Will Running Help Your Inner Thighs?
Envision your inner thighs as the shock absorbers and springs of a car. If your car has weak shocks and springs, it would bounce and zigzag through traffic. When you run, your inner thighs help to stabilize your hips so they’re not rocking or turning. They also keep your legs and feet pointing forward. You can add resistance, such as hill running, to boost the intensity of a running workout for your inner thighs.
Focus on the Swing Phase
The pulling action of your non-weight-bearing leg, your swing leg, is your main driving force while running, according to the The Osborne Running Analysis Lab. This determines your pace, cadence and acceleration. The muscles that control your swing leg are your inner thighs and hip flexors, and the best way to work them harder is to pick up the pace and run faster. If you’re shuffling through a run or jogging, you won’t effectively engage your inner thighs or hip flexors.
Hit the Hills
The most effective type of running for your inner thighs is hill repeats, which add resistance, boost intensity and lower the impact on your joints. Because running on an incline demands a greater thrust forward with your swing leg, it'll work your inner thighs. For example, identify a hill that is anywhere from 40 yards to a few hundred yards long. Begin with 10 to 15 minutes of light cardio and dynamic stretches, such as leg swings, arm circles, jumping jacks and squats. Sprint up the hill, shortening your stride and pushing off with the balls of your feet on each stride. Avoid leaning forward, keeping your posture upright. Perform five sprints at 75 percent of your maximum effort, walking downhill to return to starting position. Gradually add one to two more sprints per week until you can do 20 sprints per session at full speed.
Direct the Feet
Correct running form requires that your feet remain parallel and toes point in the direction of your forward trajectory. To keep your feet in this position, the inner thighs help to rotate the legs inward and toward the body’s midline. If you run with your feet splayed, you use your inner thighs less. Every foot strike requires that you twist your knee, which can stretch the connective tissue in your knee and lead to injury. Resistance exercises, such as side leg lifts, lateral leg swings with ankle weights, lateral step-ups or clam shells with elastic bands, can strengthen your adductors and prevent injury. Simple knee bends in which you flex your knees at a 45-degree angle can help to build your adductors. Focus on keeping your knees in line with your big toes to practice proper alignment for running.
Running strengthens your hamstrings and calves faster than the other muscles in your legs, according to “Running” by Art Liberman, Stephen Pribut and Carlo DeVito. Because your quads, shins and inner thighs develop at a slower pace, they tend to be weaker. The resulting muscular imbalance can pull your kneecap out of alignment -- a condition many runners experience. Try cross training with other physical activities, such as cycling, to rectify this imbalance.
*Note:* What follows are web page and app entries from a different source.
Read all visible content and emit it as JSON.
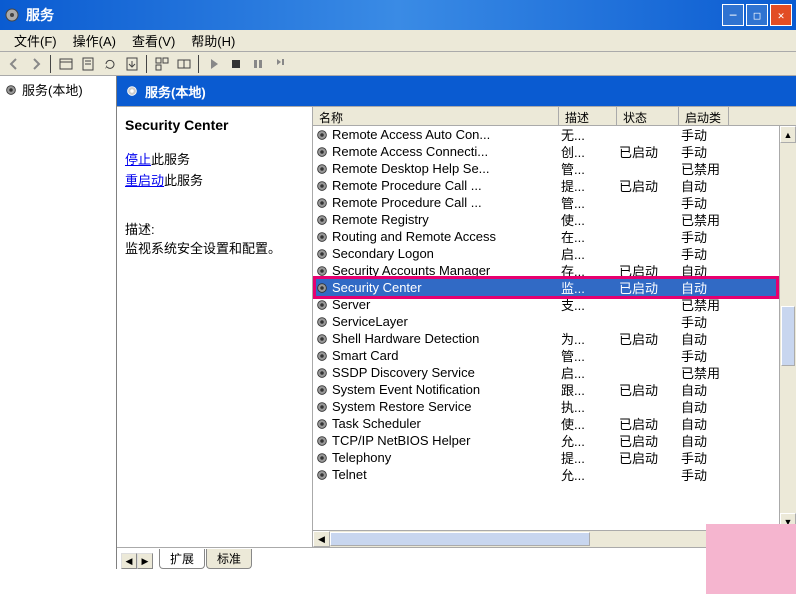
{
  "window": {
    "title": "服务"
  },
  "menu": {
    "file": "文件(F)",
    "action": "操作(A)",
    "view": "查看(V)",
    "help": "帮助(H)"
  },
  "leftTree": {
    "root": "服务(本地)"
  },
  "rightTitle": "服务(本地)",
  "detail": {
    "name": "Security Center",
    "stopLink": "停止",
    "stopSuffix": "此服务",
    "restartLink": "重启动",
    "restartSuffix": "此服务",
    "descLabel": "描述:",
    "descText": "监视系统安全设置和配置。"
  },
  "columns": {
    "name": "名称",
    "desc": "描述",
    "status": "状态",
    "start": "启动类"
  },
  "tabs": {
    "extended": "扩展",
    "standard": "标准"
  },
  "services": [
    {
      "name": "Remote Access Auto Con...",
      "desc": "无...",
      "status": "",
      "start": "手动"
    },
    {
      "name": "Remote Access Connecti...",
      "desc": "创...",
      "status": "已启动",
      "start": "手动"
    },
    {
      "name": "Remote Desktop Help Se...",
      "desc": "管...",
      "status": "",
      "start": "已禁用"
    },
    {
      "name": "Remote Procedure Call ...",
      "desc": "提...",
      "status": "已启动",
      "start": "自动"
    },
    {
      "name": "Remote Procedure Call ...",
      "desc": "管...",
      "status": "",
      "start": "手动"
    },
    {
      "name": "Remote Registry",
      "desc": "使...",
      "status": "",
      "start": "已禁用"
    },
    {
      "name": "Routing and Remote Access",
      "desc": "在...",
      "status": "",
      "start": "手动"
    },
    {
      "name": "Secondary Logon",
      "desc": "启...",
      "status": "",
      "start": "手动"
    },
    {
      "name": "Security Accounts Manager",
      "desc": "存...",
      "status": "已启动",
      "start": "自动"
    },
    {
      "name": "Security Center",
      "desc": "监...",
      "status": "已启动",
      "start": "自动",
      "selected": true
    },
    {
      "name": "Server",
      "desc": "支...",
      "status": "",
      "start": "已禁用"
    },
    {
      "name": "ServiceLayer",
      "desc": "",
      "status": "",
      "start": "手动"
    },
    {
      "name": "Shell Hardware Detection",
      "desc": "为...",
      "status": "已启动",
      "start": "自动"
    },
    {
      "name": "Smart Card",
      "desc": "管...",
      "status": "",
      "start": "手动"
    },
    {
      "name": "SSDP Discovery Service",
      "desc": "启...",
      "status": "",
      "start": "已禁用"
    },
    {
      "name": "System Event Notification",
      "desc": "跟...",
      "status": "已启动",
      "start": "自动"
    },
    {
      "name": "System Restore Service",
      "desc": "执...",
      "status": "",
      "start": "自动"
    },
    {
      "name": "Task Scheduler",
      "desc": "使...",
      "status": "已启动",
      "start": "自动"
    },
    {
      "name": "TCP/IP NetBIOS Helper",
      "desc": "允...",
      "status": "已启动",
      "start": "自动"
    },
    {
      "name": "Telephony",
      "desc": "提...",
      "status": "已启动",
      "start": "手动"
    },
    {
      "name": "Telnet",
      "desc": "允...",
      "status": "",
      "start": "手动"
    }
  ]
}
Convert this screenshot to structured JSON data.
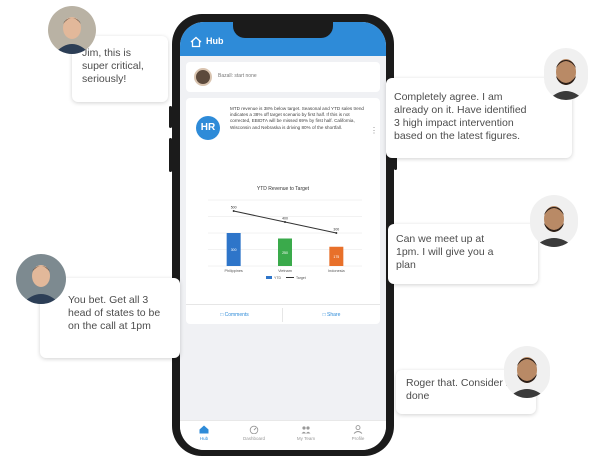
{
  "phone": {
    "header": {
      "title": "Hub",
      "icon": "home-icon",
      "color": "#2e8bd8"
    },
    "post_bar": {
      "placeholder": "Bazall: start none"
    },
    "post": {
      "author_initials": "HR",
      "text": "MTD revenue is 38% below target. Seasonal and YTD sales trend indicates a 38% off target scenario by first half. If this is not corrected, EBIDTA will be missed 69% by first half. California, Wisconsin and Nebraska is driving 80% of the shortfall.",
      "more_icon": "kebab-icon",
      "actions": {
        "comments": "Comments",
        "share": "Share"
      }
    },
    "bottom_nav": [
      {
        "label": "Hub",
        "icon": "home-icon",
        "active": true
      },
      {
        "label": "Dashboard",
        "icon": "gauge-icon",
        "active": false
      },
      {
        "label": "My Team",
        "icon": "team-icon",
        "active": false
      },
      {
        "label": "Profile",
        "icon": "user-icon",
        "active": false
      }
    ]
  },
  "chart_data": {
    "type": "bar",
    "title": "YTD Revenue to Target",
    "categories": [
      "Philippines",
      "Vietnam",
      "Indonesia"
    ],
    "series": [
      {
        "name": "YTD",
        "values": [
          300,
          250,
          175
        ],
        "kind": "bar",
        "colors": [
          "#2e75c9",
          "#3aaa4b",
          "#e8702a"
        ]
      },
      {
        "name": "Target",
        "values": [
          500,
          400,
          300
        ],
        "kind": "line",
        "color": "#333333"
      }
    ],
    "ylim": [
      0,
      600
    ],
    "bar_labels": [
      "300",
      "250",
      "175"
    ],
    "point_labels": [
      "500",
      "400",
      "300"
    ],
    "grid": true,
    "legend": "bottom"
  },
  "chat": [
    {
      "text": "Jim, this is super critical, seriously!",
      "side": "left"
    },
    {
      "text": "Completely agree. I am already on it. Have identified 3 high impact intervention based on the latest figures.",
      "side": "right"
    },
    {
      "text": "Can we meet  up at 1pm. I will give you a plan",
      "side": "right"
    },
    {
      "text": "You bet. Get all 3 head of states to be on the call at 1pm",
      "side": "left"
    },
    {
      "text": "Roger that. Consider it done",
      "side": "right"
    }
  ]
}
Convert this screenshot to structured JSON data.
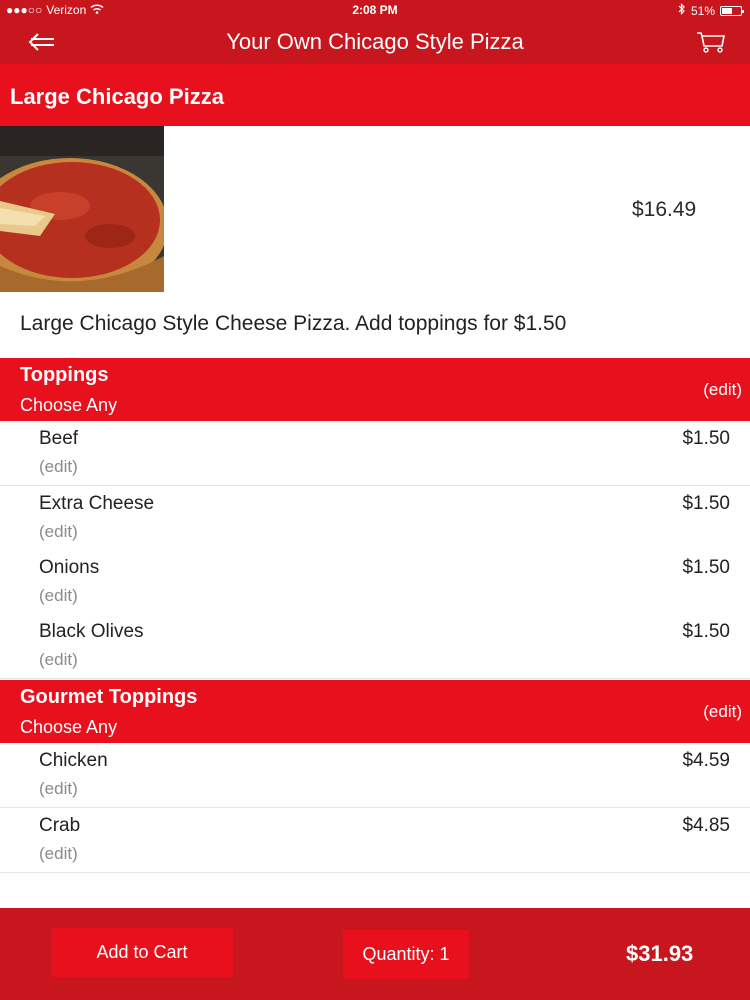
{
  "status_bar": {
    "carrier": "Verizon",
    "time": "2:08 PM",
    "battery": "51%"
  },
  "nav": {
    "title": "Your Own Chicago Style Pizza"
  },
  "item": {
    "name": "Large Chicago Pizza",
    "price": "$16.49",
    "description": "Large Chicago Style Cheese Pizza. Add toppings for $1.50"
  },
  "sections": [
    {
      "name": "Toppings",
      "subtitle": "Choose Any",
      "edit": "(edit)",
      "options": [
        {
          "name": "Beef",
          "price": "$1.50",
          "edit": "(edit)"
        },
        {
          "name": "Extra Cheese",
          "price": "$1.50",
          "edit": "(edit)"
        },
        {
          "name": "Onions",
          "price": "$1.50",
          "edit": "(edit)"
        },
        {
          "name": "Black Olives",
          "price": "$1.50",
          "edit": "(edit)"
        }
      ]
    },
    {
      "name": "Gourmet Toppings",
      "subtitle": "Choose Any",
      "edit": "(edit)",
      "options": [
        {
          "name": "Chicken",
          "price": "$4.59",
          "edit": "(edit)"
        },
        {
          "name": "Crab",
          "price": "$4.85",
          "edit": "(edit)"
        }
      ]
    }
  ],
  "footer": {
    "add_to_cart": "Add to Cart",
    "quantity": "Quantity: 1",
    "total": "$31.93"
  },
  "colors": {
    "primary_red": "#e8101c",
    "dark_red": "#c8161f"
  }
}
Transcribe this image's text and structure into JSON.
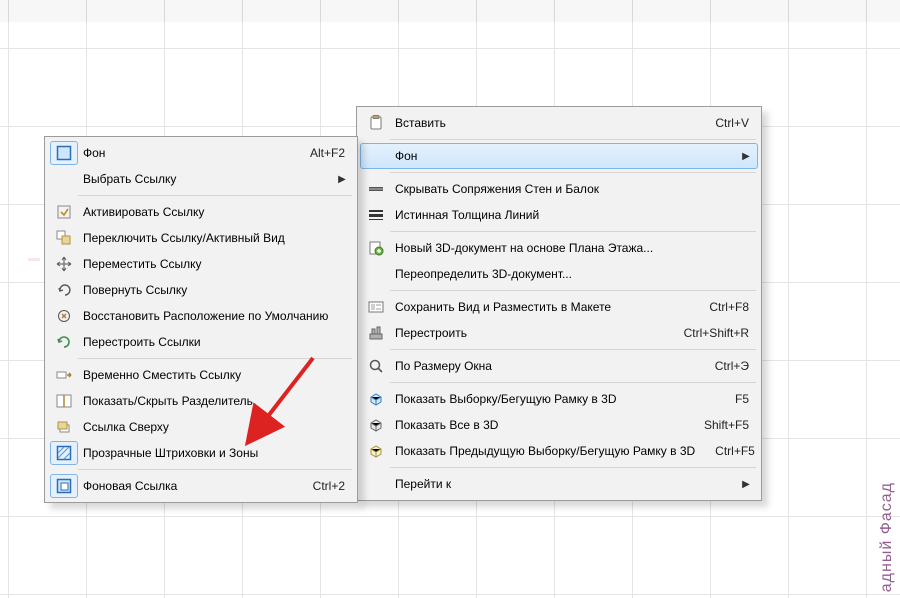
{
  "background": {
    "vertical_text_right": "адный Фасад"
  },
  "menu_left": {
    "items": [
      {
        "label": "Фон",
        "shortcut": "Alt+F2",
        "submenu": false,
        "highlighted": false,
        "active_icon": true
      },
      {
        "label": "Выбрать Ссылку",
        "shortcut": "",
        "submenu": true,
        "highlighted": false,
        "no_icon": true
      },
      {
        "sep": true
      },
      {
        "label": "Активировать Ссылку",
        "shortcut": "",
        "submenu": false
      },
      {
        "label": "Переключить Ссылку/Активный Вид",
        "shortcut": "",
        "submenu": false
      },
      {
        "label": "Переместить Ссылку",
        "shortcut": "",
        "submenu": false
      },
      {
        "label": "Повернуть Ссылку",
        "shortcut": "",
        "submenu": false
      },
      {
        "label": "Восстановить Расположение по Умолчанию",
        "shortcut": "",
        "submenu": false
      },
      {
        "label": "Перестроить Ссылки",
        "shortcut": "",
        "submenu": false
      },
      {
        "sep": true
      },
      {
        "label": "Временно Сместить Ссылку",
        "shortcut": "",
        "submenu": false
      },
      {
        "label": "Показать/Скрыть Разделитель",
        "shortcut": "",
        "submenu": false
      },
      {
        "label": "Ссылка Сверху",
        "shortcut": "",
        "submenu": false
      },
      {
        "label": "Прозрачные Штриховки и Зоны",
        "shortcut": "",
        "submenu": false,
        "active_icon": true
      },
      {
        "sep": true
      },
      {
        "label": "Фоновая Ссылка",
        "shortcut": "Ctrl+2",
        "submenu": false,
        "active_icon": true
      }
    ]
  },
  "menu_right": {
    "items": [
      {
        "label": "Вставить",
        "shortcut": "Ctrl+V",
        "submenu": false
      },
      {
        "sep": true
      },
      {
        "label": "Фон",
        "shortcut": "",
        "submenu": true,
        "highlighted": true,
        "no_icon": true
      },
      {
        "sep": true
      },
      {
        "label": "Скрывать Сопряжения Стен и Балок",
        "shortcut": "",
        "submenu": false
      },
      {
        "label": "Истинная Толщина Линий",
        "shortcut": "",
        "submenu": false
      },
      {
        "sep": true
      },
      {
        "label": "Новый 3D-документ на основе Плана Этажа...",
        "shortcut": "",
        "submenu": false
      },
      {
        "label": "Переопределить 3D-документ...",
        "shortcut": "",
        "submenu": false,
        "no_icon": true
      },
      {
        "sep": true
      },
      {
        "label": "Сохранить Вид и Разместить в Макете",
        "shortcut": "Ctrl+F8",
        "submenu": false
      },
      {
        "label": "Перестроить",
        "shortcut": "Ctrl+Shift+R",
        "submenu": false
      },
      {
        "sep": true
      },
      {
        "label": "По Размеру Окна",
        "shortcut": "Ctrl+Э",
        "submenu": false
      },
      {
        "sep": true
      },
      {
        "label": "Показать Выборку/Бегущую Рамку в 3D",
        "shortcut": "F5",
        "submenu": false
      },
      {
        "label": "Показать Все в 3D",
        "shortcut": "Shift+F5",
        "submenu": false
      },
      {
        "label": "Показать Предыдущую Выборку/Бегущую Рамку в 3D",
        "shortcut": "Ctrl+F5",
        "submenu": false
      },
      {
        "sep": true
      },
      {
        "label": "Перейти к",
        "shortcut": "",
        "submenu": true,
        "no_icon": true
      }
    ]
  }
}
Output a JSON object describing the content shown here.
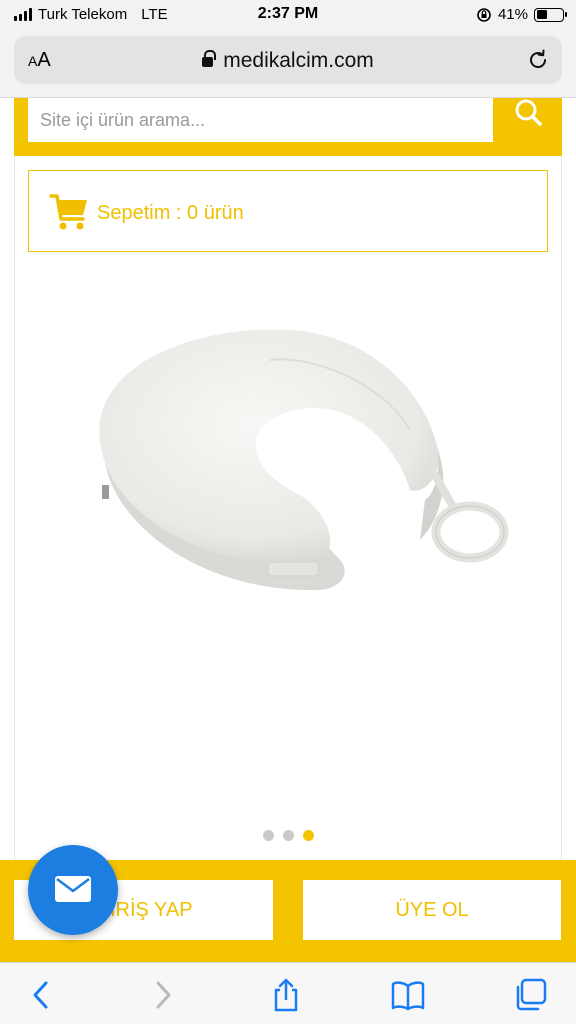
{
  "status_bar": {
    "carrier": "Turk Telekom",
    "network": "LTE",
    "time": "2:37 PM",
    "battery": "41%",
    "battery_level": 0.41
  },
  "browser": {
    "text_size_label": "AA",
    "url": "medikalcim.com"
  },
  "search": {
    "placeholder": "Site içi ürün arama..."
  },
  "cart": {
    "label": "Sepetim : 0 ürün"
  },
  "carousel": {
    "slide_count": 3,
    "active_index": 2
  },
  "actions": {
    "login_label": "GİRİŞ YAP",
    "register_label": "ÜYE OL"
  },
  "colors": {
    "brand_yellow": "#f5c400",
    "mail_blue": "#1c7ee0"
  },
  "icons": {
    "search": "search-icon",
    "cart": "cart-icon",
    "mail": "mail-icon",
    "back": "back-icon",
    "forward": "forward-icon",
    "share": "share-icon",
    "bookmarks": "bookmarks-icon",
    "tabs": "tabs-icon"
  }
}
Leg presses on a machine also help to build the inner thighs. When you do presses, lower the platform to the point at which your legs form a 30-degree angle instead of lowering it to the standard 90-degree angle. The less extreme angle will keep the stress on your quads and inner thighs and lower the pressure on your knees.
- Running for Mortals: A Commonsense Plan for Changing Your Life With Running; John Bingham, Jenny Hadfield
- Runner’s World Complete Book of Beginning Running; Amby Burfoot
- Chi Running: A Revolutionary Approach to Effortless, Injury-Free Running; Danny Dreyer, Katherine Dreyer
- Runner's World: the Complete Book of Women's Running: Get Started, Stay Motivated and Run with Confidence; Dagny Scott Barrios
- Runner’s World: Damage Control A Better Way to Stretch This Month: Iliotibial Band
- Breaking Muscle: Hill Sprints: How to Build Muscle and Burn Fat
- Boston Magazine: Six Adductor Exercises to Build Strength
Kay Tang is a journalist who has been writing since 1990. She previously covered developments in theater for the "Dramatists Guild Quarterly." Tang graduated with a Bachelor of Arts in economics and political science from Yale University and completed a Master of Professional Studies in interactive telecommunications at New York University.